"As a volunteer department, it's always very difficult to try to get the guys to participate in additional things outside of fire calls and training," Russell said. "So, you need to find ways that encourages them."
The department also takes part in a promotion at a local gym that offers participants prizes — such as tickets for Pittsburgh Pirate games — for completing specific cardio workout challenges
In addition, members have been encouraged to become involved in the NVFC's Fired Up for Fitness Challenge. The initiative allows firefighters to register their fitness activities and compare them with counterparts from across the country.
Photo courtesy of ResponDesign
Chicago firefighters have been given copies of Yourself!Fitness, which features virtual reality instructor Maya.

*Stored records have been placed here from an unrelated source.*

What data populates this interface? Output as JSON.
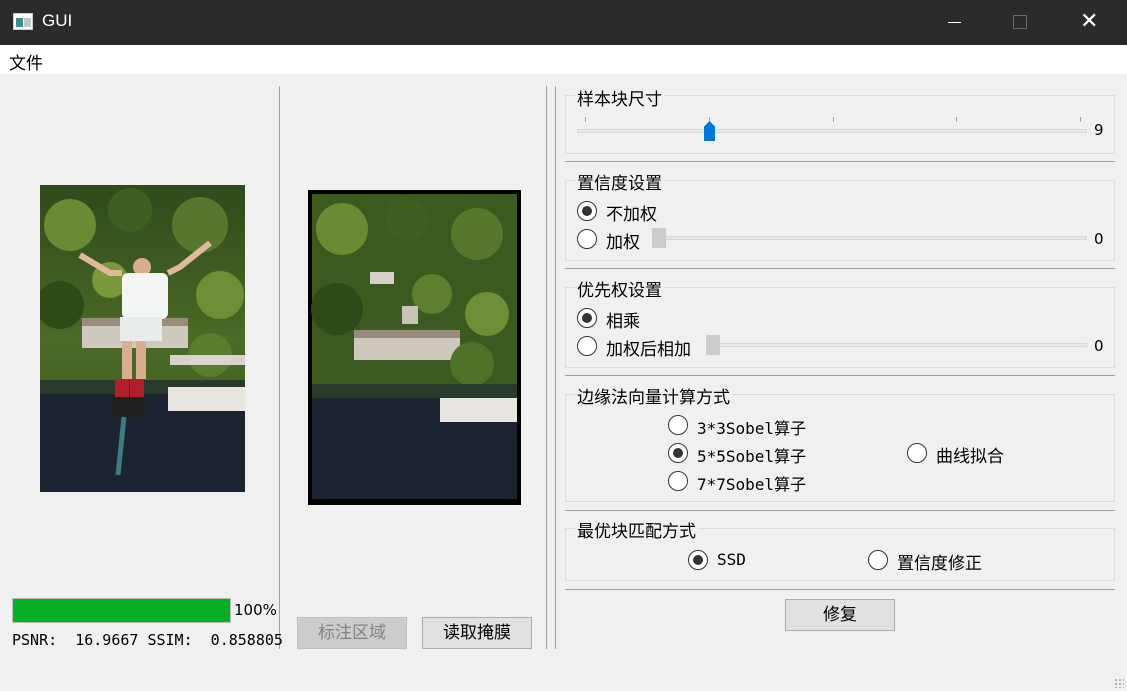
{
  "window": {
    "title": "GUI"
  },
  "menu": {
    "file": "文件"
  },
  "left_panel": {
    "progress_percent": 100,
    "progress_label": "100%",
    "metrics": "PSNR:  16.9667 SSIM:  0.858805"
  },
  "middle_panel": {
    "mark_button": "标注区域",
    "load_mask_button": "读取掩膜"
  },
  "sample_size": {
    "title": "样本块尺寸",
    "value": "9",
    "level": 0.25
  },
  "confidence": {
    "title": "置信度设置",
    "options": [
      "不加权",
      "加权"
    ],
    "selected": 0,
    "weight_value": "0"
  },
  "priority": {
    "title": "优先权设置",
    "options": [
      "相乘",
      "加权后相加"
    ],
    "selected": 0,
    "weight_value": "0"
  },
  "normal_vector": {
    "title": "边缘法向量计算方式",
    "options": [
      "3*3Sobel算子",
      "5*5Sobel算子",
      "7*7Sobel算子",
      "曲线拟合"
    ],
    "selected": 1
  },
  "matching": {
    "title": "最优块匹配方式",
    "options": [
      "SSD",
      "置信度修正"
    ],
    "selected": 0
  },
  "repair_button": "修复",
  "colors": {
    "accent": "#0078d7",
    "progress": "#06b025",
    "titlebar": "#2b2b2b"
  }
}
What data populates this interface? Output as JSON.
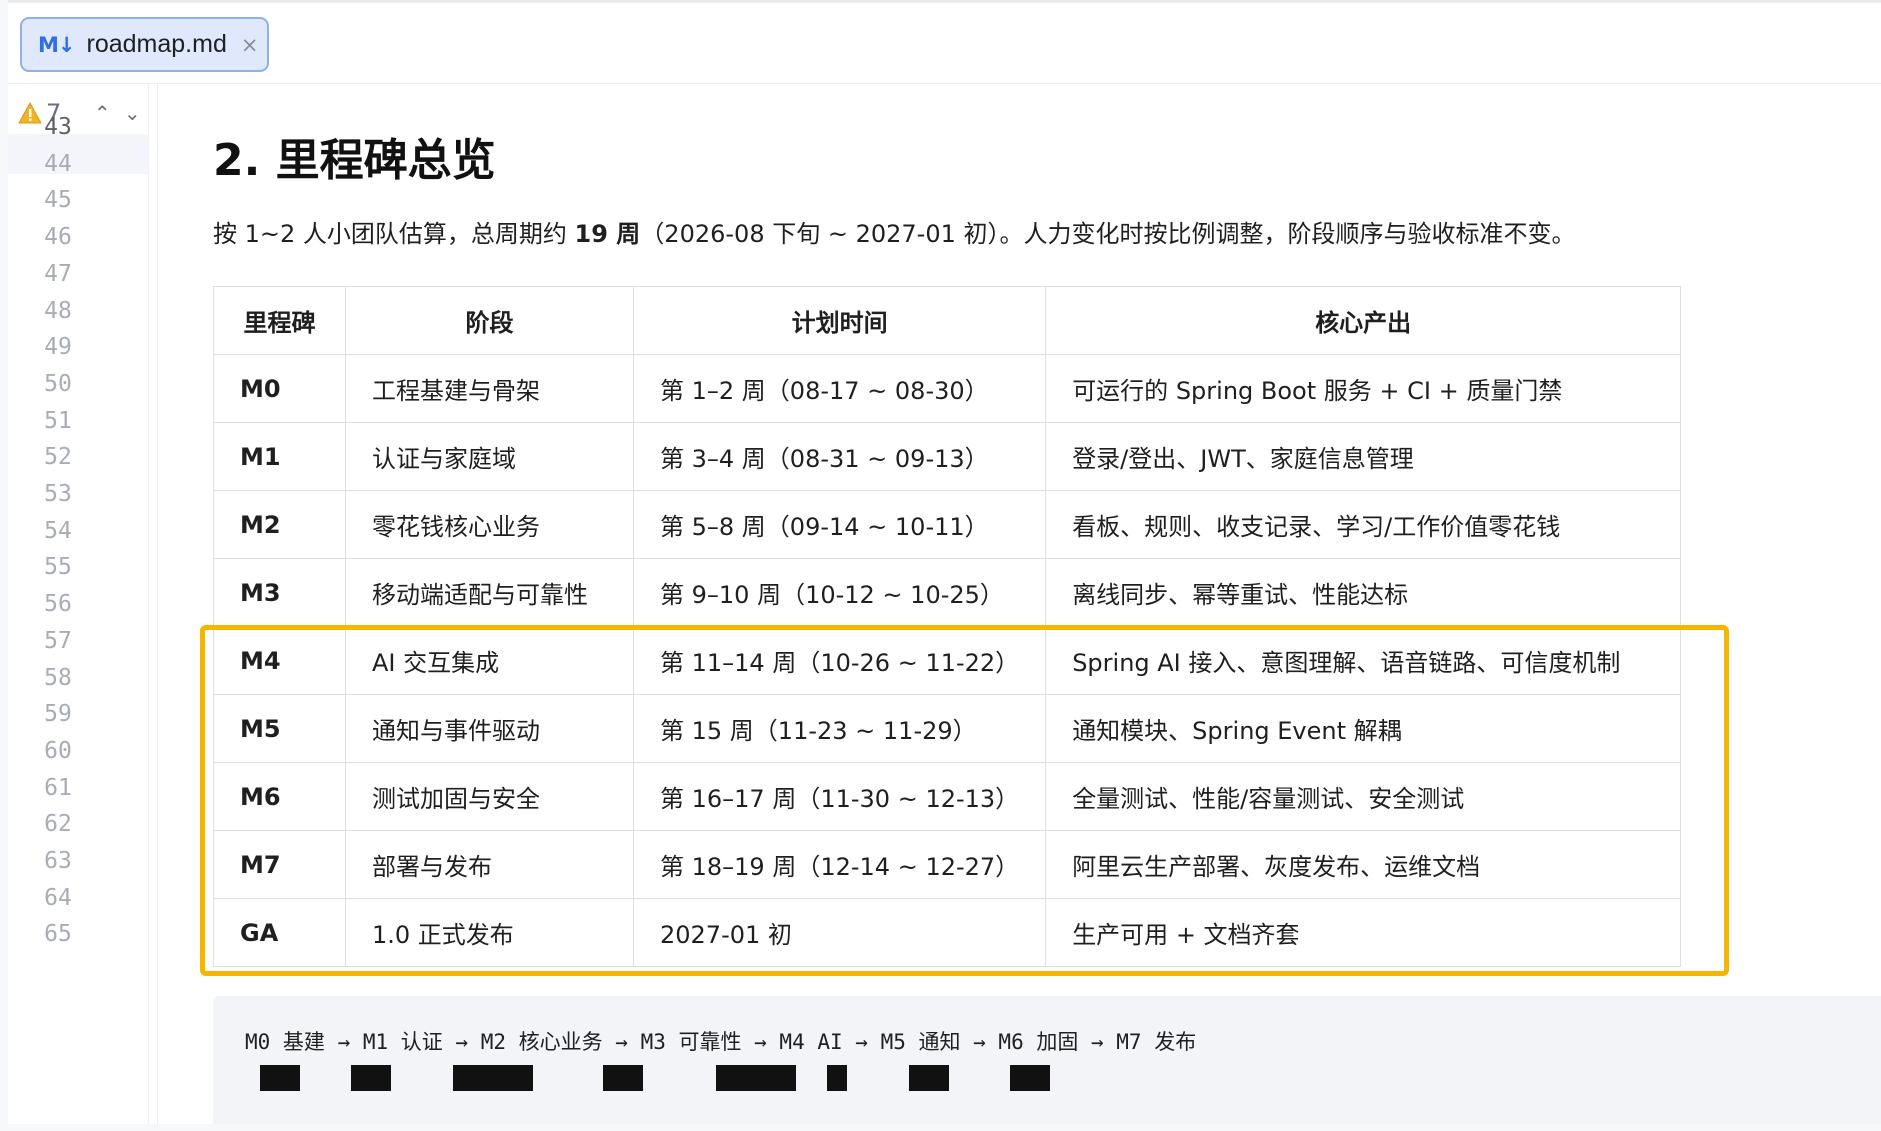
{
  "tab": {
    "icon": "M↓",
    "label": "roadmap.md",
    "close": "×"
  },
  "inspection": {
    "warning_count": "7",
    "prev_arrow": "⌃",
    "next_arrow": "⌄"
  },
  "gutter": {
    "line_numbers": [
      "43",
      "44",
      "45",
      "46",
      "47",
      "48",
      "49",
      "50",
      "51",
      "52",
      "53",
      "54",
      "55",
      "56",
      "57",
      "58",
      "59",
      "60",
      "61",
      "62",
      "63",
      "64",
      "65"
    ]
  },
  "document": {
    "heading": "2. 里程碑总览",
    "intro_prefix": "按 1~2 人小团队估算，总周期约 ",
    "intro_bold": "19 周",
    "intro_suffix": "（2026-08 下旬 ~ 2027-01 初）。人力变化时按比例调整，阶段顺序与验收标准不变。",
    "table": {
      "headers": [
        "里程碑",
        "阶段",
        "计划时间",
        "核心产出"
      ],
      "rows": [
        {
          "id": "M0",
          "phase": "工程基建与骨架",
          "time": "第 1–2 周（08-17 ~ 08-30）",
          "output": "可运行的 Spring Boot 服务 + CI + 质量门禁"
        },
        {
          "id": "M1",
          "phase": "认证与家庭域",
          "time": "第 3–4 周（08-31 ~ 09-13）",
          "output": "登录/登出、JWT、家庭信息管理"
        },
        {
          "id": "M2",
          "phase": "零花钱核心业务",
          "time": "第 5–8 周（09-14 ~ 10-11）",
          "output": "看板、规则、收支记录、学习/工作价值零花钱"
        },
        {
          "id": "M3",
          "phase": "移动端适配与可靠性",
          "time": "第 9–10 周（10-12 ~ 10-25）",
          "output": "离线同步、幂等重试、性能达标"
        },
        {
          "id": "M4",
          "phase": "AI 交互集成",
          "time": "第 11–14 周（10-26 ~ 11-22）",
          "output": "Spring AI 接入、意图理解、语音链路、可信度机制"
        },
        {
          "id": "M5",
          "phase": "通知与事件驱动",
          "time": "第 15 周（11-23 ~ 11-29）",
          "output": "通知模块、Spring Event 解耦"
        },
        {
          "id": "M6",
          "phase": "测试加固与安全",
          "time": "第 16–17 周（11-30 ~ 12-13）",
          "output": "全量测试、性能/容量测试、安全测试"
        },
        {
          "id": "M7",
          "phase": "部署与发布",
          "time": "第 18–19 周（12-14 ~ 12-27）",
          "output": "阿里云生产部署、灰度发布、运维文档"
        },
        {
          "id": "GA",
          "phase": "1.0 正式发布",
          "time": "2027-01 初",
          "output": "生产可用 + 文档齐套"
        }
      ]
    },
    "flow_line": "M0 基建 → M1 认证 → M2 核心业务 → M3 可靠性 → M4 AI → M5 通知 → M6 加固 → M7 发布",
    "flow_bars": [
      2,
      2,
      4,
      2,
      4,
      1,
      2,
      2
    ]
  },
  "colors": {
    "highlight_border": "#f7b500",
    "tab_background": "#dfe9fb",
    "tab_border": "#8fb0ea",
    "markdown_icon": "#2f6fde",
    "warning": "#f0b429"
  }
}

Maggie Wilson, director of health and safety at the NVFC, said departments were becoming more innovative in their approaches to fitness.

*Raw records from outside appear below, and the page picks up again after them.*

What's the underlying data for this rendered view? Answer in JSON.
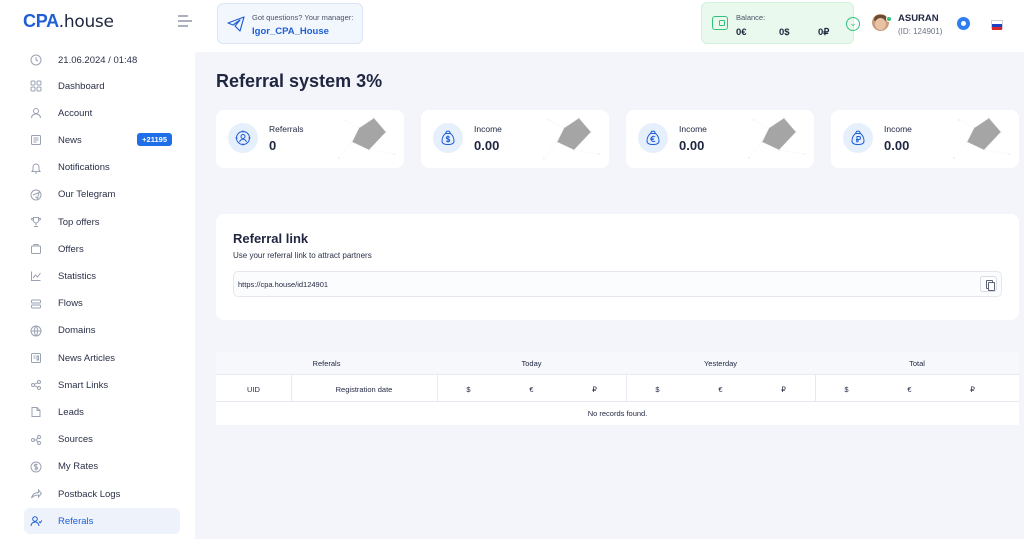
{
  "logo": {
    "part1": "CPA",
    "part2": ".house"
  },
  "sidebar": {
    "datetime": "21.06.2024 / 01:48",
    "items": [
      {
        "label": "Dashboard",
        "icon": "grid-icon"
      },
      {
        "label": "Account",
        "icon": "user-icon"
      },
      {
        "label": "News",
        "icon": "news-icon",
        "badge": "+21195"
      },
      {
        "label": "Notifications",
        "icon": "bell-icon"
      },
      {
        "label": "Our Telegram",
        "icon": "telegram-icon"
      },
      {
        "label": "Top offers",
        "icon": "trophy-icon"
      },
      {
        "label": "Offers",
        "icon": "briefcase-icon"
      },
      {
        "label": "Statistics",
        "icon": "chart-icon"
      },
      {
        "label": "Flows",
        "icon": "flows-icon"
      },
      {
        "label": "Domains",
        "icon": "globe-icon"
      },
      {
        "label": "News Articles",
        "icon": "article-icon"
      },
      {
        "label": "Smart Links",
        "icon": "share-icon"
      },
      {
        "label": "Leads",
        "icon": "leads-icon"
      },
      {
        "label": "Sources",
        "icon": "sources-icon"
      },
      {
        "label": "My Rates",
        "icon": "dollar-circle-icon"
      },
      {
        "label": "Postback Logs",
        "icon": "forward-icon"
      },
      {
        "label": "Referals",
        "icon": "referals-icon",
        "active": true
      }
    ]
  },
  "header": {
    "manager_question": "Got questions? Your manager:",
    "manager_name": "Igor_CPA_House",
    "balance_label": "Balance:",
    "balance_eur": "0€",
    "balance_usd": "0$",
    "balance_rub": "0₽",
    "user_name": "ASURAN",
    "user_id": "(ID: 124901)"
  },
  "main": {
    "title": "Referral system 3%",
    "stats": [
      {
        "label": "Referrals",
        "value": "0",
        "icon": "referrals-icon"
      },
      {
        "label": "Income",
        "value": "0.00",
        "icon": "money-bag-dollar-icon"
      },
      {
        "label": "Income",
        "value": "0.00",
        "icon": "money-bag-euro-icon"
      },
      {
        "label": "Income",
        "value": "0.00",
        "icon": "money-bag-ruble-icon"
      }
    ],
    "referral": {
      "title": "Referral link",
      "subtitle": "Use your referral link to attract partners",
      "url": "https://cpa.house/id124901"
    },
    "table": {
      "group_headers": [
        "Referals",
        "Today",
        "Yesterday",
        "Total"
      ],
      "columns": [
        "UID",
        "Registration date",
        "$",
        "€",
        "₽",
        "$",
        "€",
        "₽",
        "$",
        "€",
        "₽"
      ],
      "empty_text": "No records found."
    }
  },
  "colors": {
    "accent": "#1f5fd6",
    "balance_green": "#33c27a",
    "badge_blue": "#1f6fe8"
  }
}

"Being fit and healthy can be achieved in more than one way," she said. "Creating innovative way of making this happen definitely helps.
"Many fire departments institute their own challenges to give getting fit a more competitive, fun element."
It is not just volunteer fire departments that are taking a fresh approach to fitness.
One of the country's largest fire departments, Chicago, began working with video game designers ResponDesign, Inc. in 2004 to offer its firefighters access to a fitness computer program.
All firehouses in Chicago were given copies of the Yourself!Fitness program, which features a complete fitness analysis, personalized goal setting options, a customized meal planner and multiple workout environments.
In addition, a digital fitness instructor named Maya serves as the player's guide in leading him or her in a series of exercises that is specially tailored to the player's goals.
"The program is very well-suited to firefighters for many reasons," said Daniel T. Wood, chief marketing officer at ResponDesign, Inc.
"Maya can store multiple profiles based on a single, physical game so the entire squad can potentially use the same copy and Maya is ready any time and without any notice."
Because of the limited number of video game consoles at stations, ResponDesign, Inc. is now providing the department with copies of the PC edition for laptops.
"ResponDesign is extremely pleased and flattered to have firefighters and first responders using the game," said Wood. "We are excited to know that Maya could be helping others to save lives."